Knowing answers to these I was ready to suggest some places I have visited myself. In fact there are a lot of places I would recommend. These are not listed in any particular order. Just two of them includes streams of some short, others are all on lake areas, big and small.
1. Päijänne national park
Suggested boat: Kayak
Location: In central Finland, 120 km from Jyväskylä, 160 from Helsinki
Experience needed: Moderate/good, have to be able to cope with strong headwind and big waves on open waters
Suggested stay: 3-5 days
Circle route: Can be done, one starting point Padasjoki village
Rental services: In Padasjoki
Paddling and hiking: 8 km long hiking trail on Kelvenne island (16 km back and forth)
Day trips: Can be done but it takes time to reach the park and the area is quite big
Best time to visit: June or August, July is the busiest time though probably the warmest
Location: In Eastern Finland, 190 km from Jyväskylä, 370 km from Helsinki
Experience needed: Moderate/good experience, have to be able to cope with strong headwind and big waves on open waters. I would not recommend it to inexperienced paddlers unless you really know the weather and wind forecasts.
Suggested stay: 4-7 days
Circle route: Can be done from Oravi or Rantasalmi
Rental services: Available at Oravi or Rantasalmi (Porosalmi)
Paddling and hiking: not really, a 7 km nature trail in Linnansaari island
Day trips: If only want to visit Linnansaari island
In southern Finland there is also Repovesi national park of which I have no paddling experience but seems to have nice and interesting waters. In parks Liesjärvi and Leivonmäki you can go for a couple days of paddling trip. In Isojärvi national park you can also paddle on 20 km long lake Isojärvi which has two camping sites on its shore.
If you are an experienced sea kayaker you can of course visit Finland’s national parks by the sea; Archipelago np (see seakayakingetc’s blog post on that), Botnia Bay np, Ekenäs Archipelago np and Gulf of Finland np.
These are the best national parks to paddle.
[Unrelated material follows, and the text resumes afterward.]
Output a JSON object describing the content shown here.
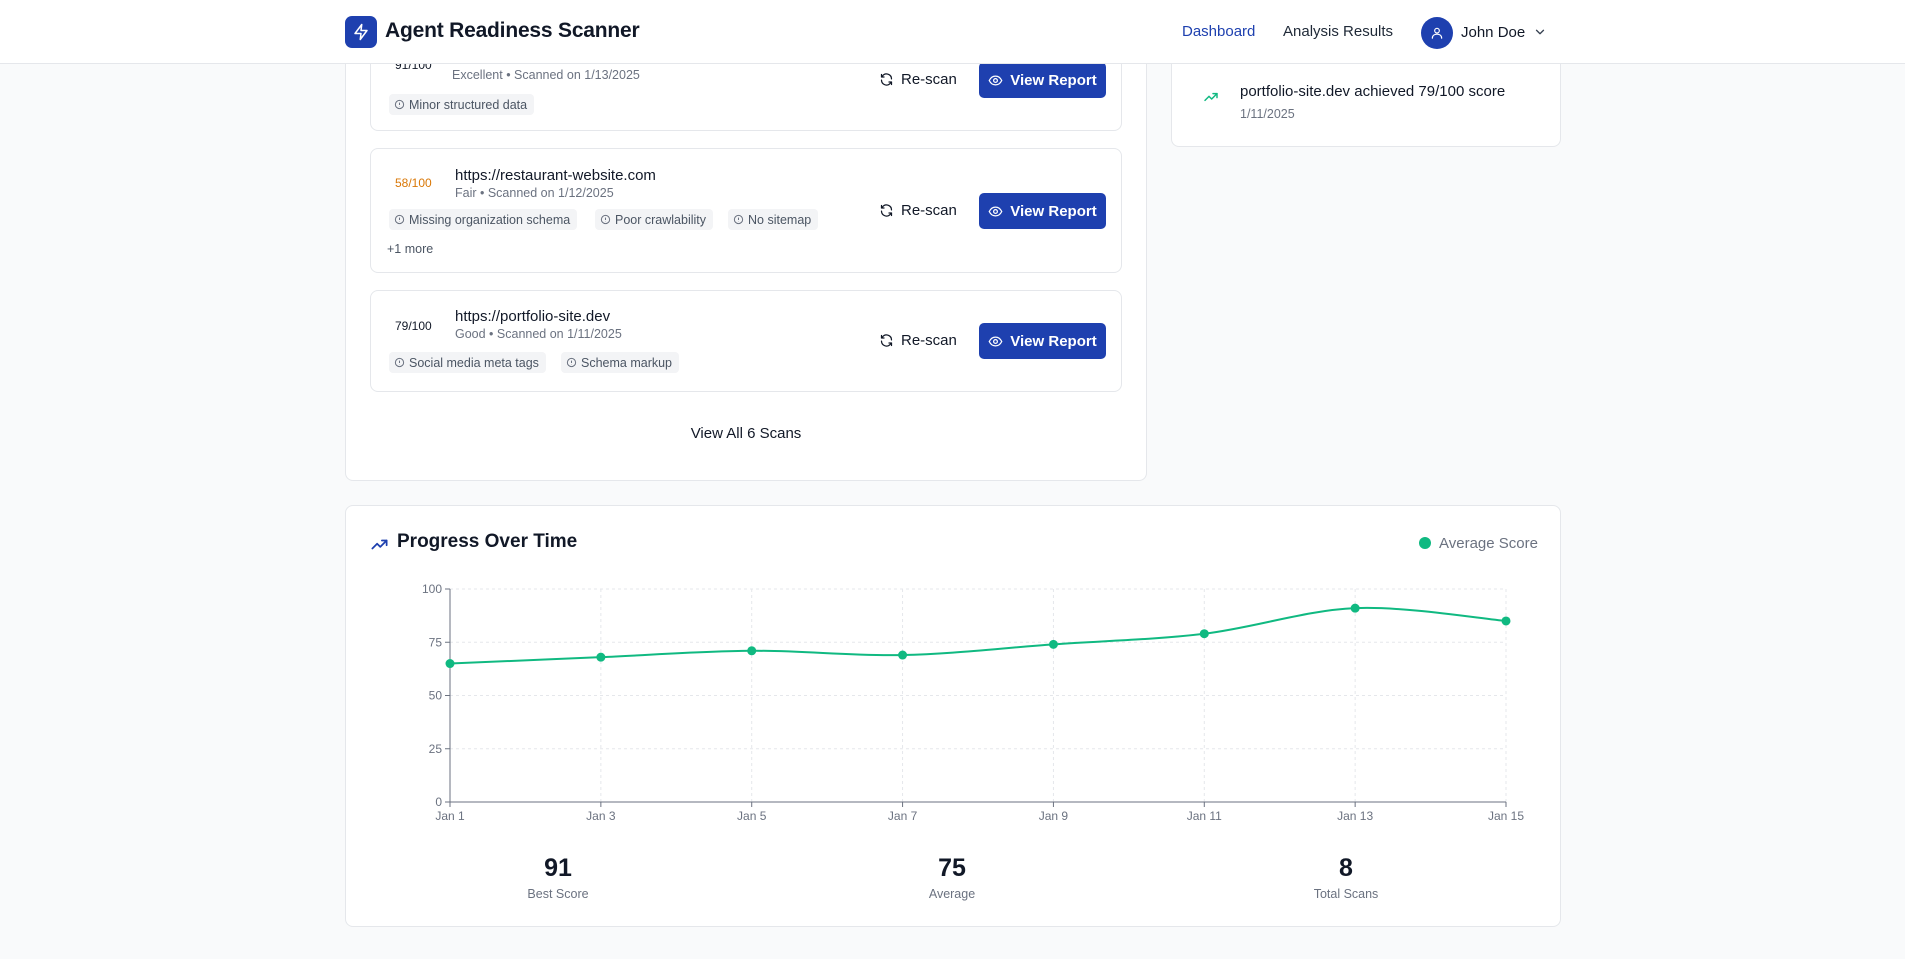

Totally my own ranking. Combination of proven peace, good camping sites and protected nature is something that attracts me to visit these parks again and again.